Lockdown-wise, the v4 gains a slight advantage in securing the foot in place because of its synthetic overlay, replacing the strategic balance of stretchy and tensioned areas in the 3+’s knitted upper. The v4 also extends its high-tensile knit material upwards to form a sleeve around the ankle, raising the collar height even further.

There are also significant changes on the outsole as the v4 is now comprised of a conical stud configuration on the forefoot with smaller angled blades around the edges. This encourages the wearer to attack and cut forward a little bit more.  The squarish studs with rounded corners (one of which is chipped for added penetrating sharpness) remain on the heel section. Together with a nylon plate, the v4’s outsole has that solid underfoot feeling where you might think that you are stepping on a flat surface but still get some amount of snapback.  

Generations of Tekela Football Boots

The Tekela has gone through quite a number of changes despite being relatively young for a football boot silo. Take a read at the following to see how the boot transformed from one generation to the other.

Tekela 1.0 (2018)

New Balance started the Tekela in 2018 ahead of the World Cup to replace the Vizaro line. The beginning of the Tekela saw it equipped with an NB70 synthetic upper with the first iteration of the Kinetic Stitch texturing. It had a high-cut neoprene collar that also comprised the extended tongue piece. The lacing system was noticeably shallow.

Furon 2.0 (2019)

A year later, New Balance updated the Tekela by shortening the tongue and deepening the lacing system. Together with the fully-bonded no-sew seam technology towards the tongue and collar, the deeper lacing system helped improved the fit and lockdown of the Tekela in v2.

Furon 3.0 (2020)

With the v3 in 2020, the New Balance Tekela turned into a laceless, knitted football boot for the first time. The Kinetic Stitch texturing transitioned away from its curved webbing design and towards a branch-like aesthetic that still covered much of the upper.
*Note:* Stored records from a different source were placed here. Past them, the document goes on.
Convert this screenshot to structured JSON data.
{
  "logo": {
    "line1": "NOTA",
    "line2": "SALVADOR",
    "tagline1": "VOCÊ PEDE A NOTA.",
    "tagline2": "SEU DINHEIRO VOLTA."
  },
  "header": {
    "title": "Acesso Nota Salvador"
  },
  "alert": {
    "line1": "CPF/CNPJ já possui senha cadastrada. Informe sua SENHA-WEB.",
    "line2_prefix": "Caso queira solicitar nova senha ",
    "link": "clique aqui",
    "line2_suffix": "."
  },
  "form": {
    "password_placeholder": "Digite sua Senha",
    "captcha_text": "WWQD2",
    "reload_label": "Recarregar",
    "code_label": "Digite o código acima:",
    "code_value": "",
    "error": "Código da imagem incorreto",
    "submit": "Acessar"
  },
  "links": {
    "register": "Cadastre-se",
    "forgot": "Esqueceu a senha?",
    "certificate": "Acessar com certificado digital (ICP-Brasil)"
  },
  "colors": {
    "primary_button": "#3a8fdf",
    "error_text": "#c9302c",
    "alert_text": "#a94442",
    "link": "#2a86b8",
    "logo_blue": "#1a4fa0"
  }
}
The v3 finished off with a high-cut collar.

Furon 3+ (2021)

New Balance was right not to name this release the v4 in 2021, considering that the only changes applied were the form of the Kinetic Stitch (which still looked similar to the v3’s, to be honest), the slight lowering of the collar height, and the reengineering on the knitted upper itself to make it more pliable and comfortable. The 3+ was the last Tekela generation to use the stud configuration implemented by the v1.

Author

Dean Ariola

Dean has worked Chief writer at the Black & Orange team since 2020, he has an indepth knowledge of all the soccer shoes from the big brands, you have him to thank for all the updates to our Boot Secrets guide and he is first on the scene with all the new releases for you!